Joined: Thu May 15, 2014 1:24 pm
Location: Maplewood, Missouri, USA

Re: Pro-Brewer For A Day: Alpha Seymour Brett Cream Ale

Postby wbuell » Wed Sep 17, 2014 12:16 pm

Seymour, will you be brewing a beer for the fall contest?
Bill Buell
wbuell
 
Posts: 9
Joined: Mon Oct 21, 2013 5:52 pm

Re: Pro-Brewer For A Day: Alpha Seymour Brett Cream Ale

Postby seymour » Wed Sep 17, 2014 7:41 pm

wbuell wrote:Seymour, will you be brewing a beer for the fall contest?

I'm still planning on it. As always I have more brewing ideas than brewing time.

Are you?
User avatar
seymour
 
Posts: 148
Joined: Thu May 15, 2014 1:24 pm
Location: Maplewood, Missouri, USA

Re: Pro-Brewer For A Day: Alpha Seymour Brett Cream Ale

Postby wbuell » Wed Sep 17, 2014 8:11 pm

seymour wrote:
wbuell wrote:Seymour, will you be brewing a beer for the fall contest?

I'm still planning on it. As always I have more brewing ideas than brewing time.

Are you?


I want to, but I'm in the same boat, also I sometimes wish I could knock out two birds with one stone and get my socializing in with my brewing time!

Would be down for some co-brewing sessions. :D
Bill Buell
wbuell
 
Posts: 9
Joined: Mon Oct 21, 2013 5:52 pm

Re: Pro-Brewer For A Day: Alpha Seymour Brett Cream Ale

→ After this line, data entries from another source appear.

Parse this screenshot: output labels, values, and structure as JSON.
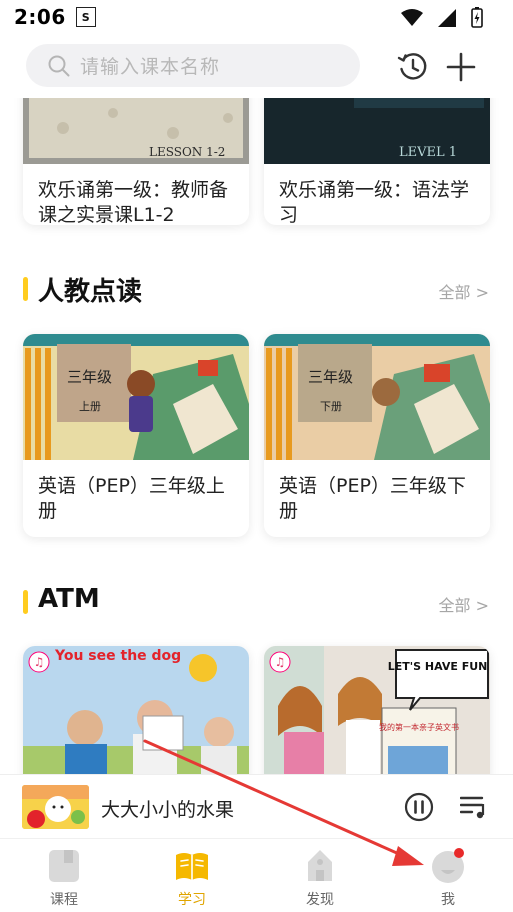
{
  "status_bar": {
    "time": "2:06",
    "app_icon_text": "S"
  },
  "search": {
    "placeholder": "请输入课本名称"
  },
  "top_cards": [
    {
      "title": "欢乐诵第一级：教师备课之实景课L1-2",
      "cover_text": "LESSON 1-2"
    },
    {
      "title": "欢乐诵第一级：语法学习",
      "cover_text": "LEVEL 1"
    }
  ],
  "sections": [
    {
      "title": "人教点读",
      "all_label": "全部 >",
      "cards": [
        {
          "title": "英语（PEP）三年级上册",
          "cover_grade": "三年级",
          "cover_volume": "上册"
        },
        {
          "title": "英语（PEP）三年级下册",
          "cover_grade": "三年级",
          "cover_volume": "下册"
        }
      ]
    },
    {
      "title": "ATM",
      "all_label": "全部 >",
      "cards": [
        {
          "cover_text": "You see the dog"
        },
        {
          "cover_text": "LET'S HAVE FUN !",
          "book_text": "我的第一本亲子英文书"
        }
      ]
    }
  ],
  "player": {
    "title": "大大小小的水果"
  },
  "tabs": [
    {
      "label": "课程",
      "active": false
    },
    {
      "label": "学习",
      "active": true
    },
    {
      "label": "发现",
      "active": false
    },
    {
      "label": "我",
      "active": false,
      "badge": true
    }
  ],
  "colors": {
    "accent": "#ffcc1f",
    "active_tab": "#e0a500",
    "badge": "#e82a2a",
    "annotation_arrow": "#e53935"
  }
}
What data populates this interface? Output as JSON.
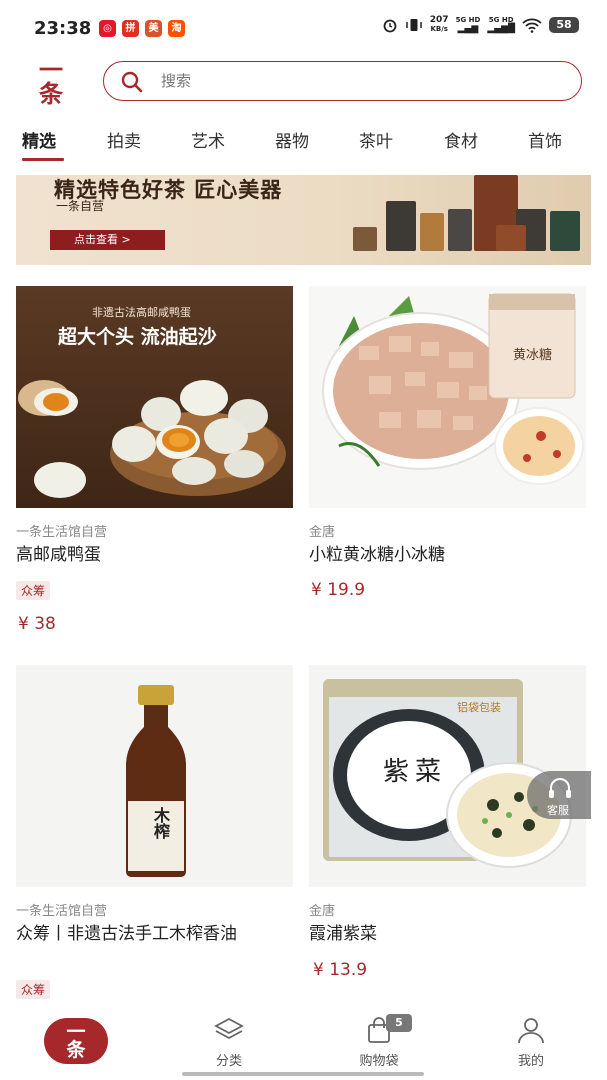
{
  "status_bar": {
    "time": "23:38",
    "app_icons": [
      "weibo",
      "pinduoduo",
      "meituan",
      "taobao"
    ],
    "network_speed": "207",
    "speed_unit": "KB/s",
    "sim1": "5G HD",
    "sim2": "5G HD",
    "battery": "58"
  },
  "header": {
    "logo": "一\n条",
    "search_placeholder": "搜索"
  },
  "tabs": [
    "精选",
    "拍卖",
    "艺术",
    "器物",
    "茶叶",
    "食材",
    "首饰"
  ],
  "active_tab": 0,
  "banner": {
    "title": "精选特色好茶 匠心美器",
    "subtitle": "一条自营",
    "button": "点击查看 >"
  },
  "products": [
    {
      "brand": "一条生活馆自营",
      "name": "高邮咸鸭蛋",
      "tag": "众筹",
      "price": "¥ 38",
      "img_title": "非遗古法高邮咸鸭蛋",
      "img_slogan": "超大个头 流油起沙"
    },
    {
      "brand": "金唐",
      "name": "小粒黄冰糖小冰糖",
      "tag": "",
      "price": "¥ 19.9",
      "img_label": "黄冰糖"
    },
    {
      "brand": "一条生活馆自营",
      "name": "众筹丨非遗古法手工木榨香油",
      "tag": "众筹",
      "price": "",
      "img_label": "木榨"
    },
    {
      "brand": "金唐",
      "name": "霞浦紫菜",
      "tag": "",
      "price": "¥ 13.9",
      "img_label": "紫菜",
      "img_badge": "铝袋包装"
    }
  ],
  "floating": {
    "service_label": "客服"
  },
  "bottom_nav": {
    "home": "一\n条",
    "items": [
      {
        "label": "分类",
        "icon": "layers-icon"
      },
      {
        "label": "购物袋",
        "icon": "bag-icon",
        "badge": "5"
      },
      {
        "label": "我的",
        "icon": "person-icon"
      }
    ]
  },
  "colors": {
    "accent": "#a7282b"
  }
}
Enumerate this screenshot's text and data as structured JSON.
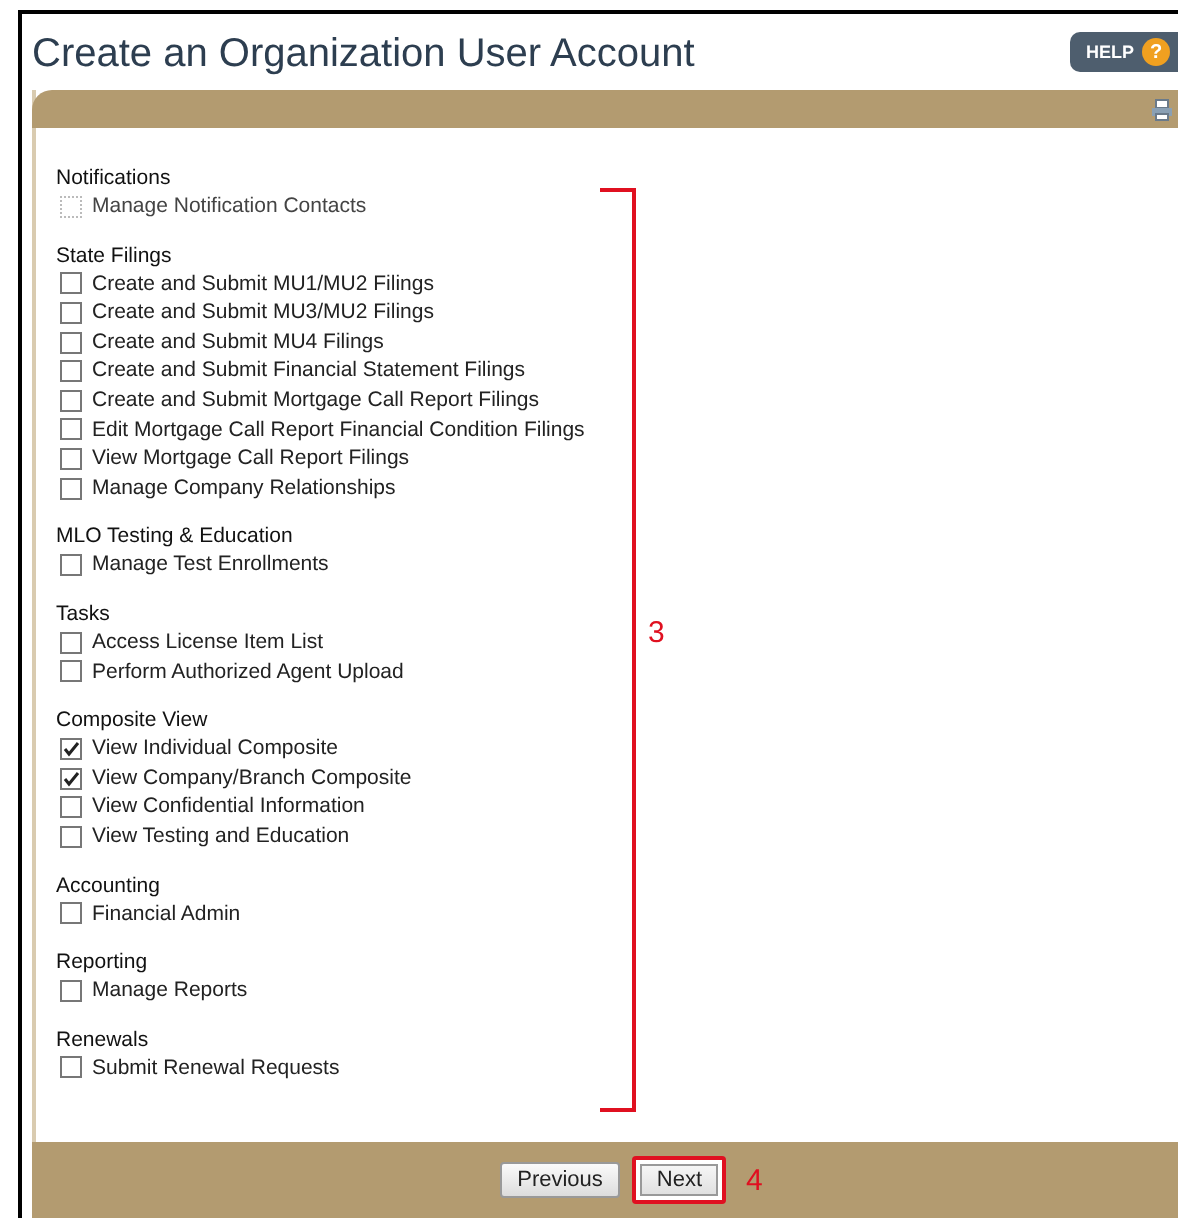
{
  "page": {
    "title": "Create an Organization User Account",
    "help_button": "HELP",
    "help_badge": "?"
  },
  "groups": [
    {
      "title": "Notifications",
      "items": [
        {
          "label": "Manage Notification Contacts",
          "checked": false,
          "disabled": true
        }
      ]
    },
    {
      "title": "State Filings",
      "items": [
        {
          "label": "Create and Submit MU1/MU2 Filings",
          "checked": false,
          "disabled": false
        },
        {
          "label": "Create and Submit MU3/MU2 Filings",
          "checked": false,
          "disabled": false
        },
        {
          "label": "Create and Submit MU4 Filings",
          "checked": false,
          "disabled": false
        },
        {
          "label": "Create and Submit Financial Statement Filings",
          "checked": false,
          "disabled": false
        },
        {
          "label": "Create and Submit Mortgage Call Report Filings",
          "checked": false,
          "disabled": false
        },
        {
          "label": "Edit Mortgage Call Report Financial Condition Filings",
          "checked": false,
          "disabled": false
        },
        {
          "label": "View Mortgage Call Report Filings",
          "checked": false,
          "disabled": false
        },
        {
          "label": "Manage Company Relationships",
          "checked": false,
          "disabled": false
        }
      ]
    },
    {
      "title": "MLO Testing & Education",
      "items": [
        {
          "label": "Manage Test Enrollments",
          "checked": false,
          "disabled": false
        }
      ]
    },
    {
      "title": "Tasks",
      "items": [
        {
          "label": "Access License Item List",
          "checked": false,
          "disabled": false
        },
        {
          "label": "Perform Authorized Agent Upload",
          "checked": false,
          "disabled": false
        }
      ]
    },
    {
      "title": "Composite View",
      "items": [
        {
          "label": "View Individual Composite",
          "checked": true,
          "disabled": false
        },
        {
          "label": "View Company/Branch Composite",
          "checked": true,
          "disabled": false
        },
        {
          "label": "View Confidential Information",
          "checked": false,
          "disabled": false
        },
        {
          "label": "View Testing and Education",
          "checked": false,
          "disabled": false
        }
      ]
    },
    {
      "title": "Accounting",
      "items": [
        {
          "label": "Financial Admin",
          "checked": false,
          "disabled": false
        }
      ]
    },
    {
      "title": "Reporting",
      "items": [
        {
          "label": "Manage Reports",
          "checked": false,
          "disabled": false
        }
      ]
    },
    {
      "title": "Renewals",
      "items": [
        {
          "label": "Submit Renewal Requests",
          "checked": false,
          "disabled": false
        }
      ]
    }
  ],
  "list_annotation": "3",
  "buttons": [
    {
      "label": "Previous",
      "highlighted": false
    },
    {
      "label": "Next",
      "highlighted": true,
      "annotation": "4"
    }
  ]
}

Postby seymour » Thu Sep 18, 2014 6:30 am

wbuell wrote:
seymour wrote:
wbuell wrote:Seymour, will you be brewing a beer for the fall contest?

I'm still planning on it. As always I have more brewing ideas than brewing time.

Are you?


I want to, but I'm in the same boat, also I sometimes wish I could knock out two birds with one stone and get my socializing in with my brewing time!

Would be down for some co-brewing sessions. :D

Yeah, that sounds fun. Let's each reach out again next time we're ready to brew. Mike C-Z and several other local guys are tentatively game too.
User avatar
seymour
 
Posts: 148
Joined: Thu May 15, 2014 1:24 pm
Location: Maplewood, Missouri, USA


Return to Brewing Schedules

Who is online

Users browsing this forum: No registered users and 1 guest

cron